= Exercise details =
Print the entries exactly as given.

==== Data for this exercise ====

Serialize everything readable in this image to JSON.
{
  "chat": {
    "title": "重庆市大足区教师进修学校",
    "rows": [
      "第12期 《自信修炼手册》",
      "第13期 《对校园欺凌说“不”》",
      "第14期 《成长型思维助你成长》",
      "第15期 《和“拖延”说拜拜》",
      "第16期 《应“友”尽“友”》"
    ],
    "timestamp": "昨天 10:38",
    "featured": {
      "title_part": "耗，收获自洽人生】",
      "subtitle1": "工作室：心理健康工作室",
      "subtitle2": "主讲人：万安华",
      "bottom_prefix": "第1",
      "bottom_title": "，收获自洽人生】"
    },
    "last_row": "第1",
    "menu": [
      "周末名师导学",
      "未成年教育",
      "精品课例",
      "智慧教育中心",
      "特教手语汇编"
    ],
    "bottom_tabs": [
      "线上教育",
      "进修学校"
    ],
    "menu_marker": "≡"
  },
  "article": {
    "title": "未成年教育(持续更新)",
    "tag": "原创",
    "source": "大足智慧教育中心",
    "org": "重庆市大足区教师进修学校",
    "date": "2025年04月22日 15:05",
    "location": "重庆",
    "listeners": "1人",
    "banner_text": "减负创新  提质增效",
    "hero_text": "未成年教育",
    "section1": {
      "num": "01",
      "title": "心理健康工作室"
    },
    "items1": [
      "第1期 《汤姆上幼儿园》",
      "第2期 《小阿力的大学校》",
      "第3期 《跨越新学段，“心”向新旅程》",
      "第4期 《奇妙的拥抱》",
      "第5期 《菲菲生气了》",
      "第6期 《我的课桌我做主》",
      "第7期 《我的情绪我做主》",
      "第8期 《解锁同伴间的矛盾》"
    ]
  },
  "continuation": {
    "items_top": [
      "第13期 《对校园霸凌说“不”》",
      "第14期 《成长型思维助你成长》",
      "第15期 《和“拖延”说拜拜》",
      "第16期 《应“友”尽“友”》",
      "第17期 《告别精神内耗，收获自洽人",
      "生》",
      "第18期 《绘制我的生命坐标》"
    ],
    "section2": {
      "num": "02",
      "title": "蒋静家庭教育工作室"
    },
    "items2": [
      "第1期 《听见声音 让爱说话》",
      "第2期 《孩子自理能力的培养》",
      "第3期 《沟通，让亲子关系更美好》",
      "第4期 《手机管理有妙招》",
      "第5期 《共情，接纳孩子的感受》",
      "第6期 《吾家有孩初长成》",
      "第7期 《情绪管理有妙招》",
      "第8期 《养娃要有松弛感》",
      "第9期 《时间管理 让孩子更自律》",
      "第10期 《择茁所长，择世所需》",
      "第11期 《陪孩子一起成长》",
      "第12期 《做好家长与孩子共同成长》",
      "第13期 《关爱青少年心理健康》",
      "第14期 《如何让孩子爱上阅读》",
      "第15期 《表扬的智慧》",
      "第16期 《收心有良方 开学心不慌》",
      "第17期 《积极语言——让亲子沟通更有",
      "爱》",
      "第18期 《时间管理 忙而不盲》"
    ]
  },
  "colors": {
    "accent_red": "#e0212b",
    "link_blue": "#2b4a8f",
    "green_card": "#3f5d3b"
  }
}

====

= Answer below =
Serialize everything readable in this image to JSON.
{
  "chat": {
    "title": "重庆市大足区教师进修学校",
    "rows": [
      "第12期 《自信修炼手册》",
      "第13期 《对校园欺凌说“不”》",
      "第14期 《成长型思维助你成长》",
      "第15期 《和“拖延”说拜拜》",
      "第16期 《应“友”尽“友”》"
    ],
    "timestamp": "昨天 10:38",
    "featured": {
      "title_part": "耗，收获自洽人生】",
      "subtitle1": "工作室：心理健康工作室",
      "subtitle2": "主讲人：万安华",
      "bottom_prefix": "第1",
      "bottom_title": "，收获自洽人生】"
    },
    "last_row": "第1",
    "menu": [
      "周末名师导学",
      "未成年教育",
      "精品课例",
      "智慧教育中心",
      "特教手语汇编"
    ],
    "bottom_tabs": [
      "线上教育",
      "进修学校"
    ],
    "menu_marker": "≡"
  },
  "article": {
    "title": "未成年教育(持续更新)",
    "tag": "原创",
    "source": "大足智慧教育中心",
    "org": "重庆市大足区教师进修学校",
    "date": "2025年04月22日 15:05",
    "location": "重庆",
    "listeners": "1人",
    "banner_text": "减负创新  提质增效",
    "hero_text": "未成年教育",
    "section1": {
      "num": "01",
      "title": "心理健康工作室"
    },
    "items1": [
      "第1期 《汤姆上幼儿园》",
      "第2期 《小阿力的大学校》",
      "第3期 《跨越新学段，“心”向新旅程》",
      "第4期 《奇妙的拥抱》",
      "第5期 《菲菲生气了》",
      "第6期 《我的课桌我做主》",
      "第7期 《我的情绪我做主》",
      "第8期 《解锁同伴间的矛盾》"
    ]
  },
  "continuation": {
    "items_top": [
      "第13期 《对校园霸凌说“不”》",
      "第14期 《成长型思维助你成长》",
      "第15期 《和“拖延”说拜拜》",
      "第16期 《应“友”尽“友”》",
      "第17期 《告别精神内耗，收获自洽人",
      "生》",
      "第18期 《绘制我的生命坐标》"
    ],
    "section2": {
      "num": "02",
      "title": "蒋静家庭教育工作室"
    },
    "items2": [
      "第1期 《听见声音 让爱说话》",
      "第2期 《孩子自理能力的培养》",
      "第3期 《沟通，让亲子关系更美好》",
      "第4期 《手机管理有妙招》",
      "第5期 《共情，接纳孩子的感受》",
      "第6期 《吾家有孩初长成》",
      "第7期 《情绪管理有妙招》",
      "第8期 《养娃要有松弛感》",
      "第9期 《时间管理 让孩子更自律》",
      "第10期 《择茁所长，择世所需》",
      "第11期 《陪孩子一起成长》",
      "第12期 《做好家长与孩子共同成长》",
      "第13期 《关爱青少年心理健康》",
      "第14期 《如何让孩子爱上阅读》",
      "第15期 《表扬的智慧》",
      "第16期 《收心有良方 开学心不慌》",
      "第17期 《积极语言——让亲子沟通更有",
      "爱》",
      "第18期 《时间管理 忙而不盲》"
    ]
  },
  "colors": {
    "accent_red": "#e0212b",
    "link_blue": "#2b4a8f",
    "green_card": "#3f5d3b"
  }
}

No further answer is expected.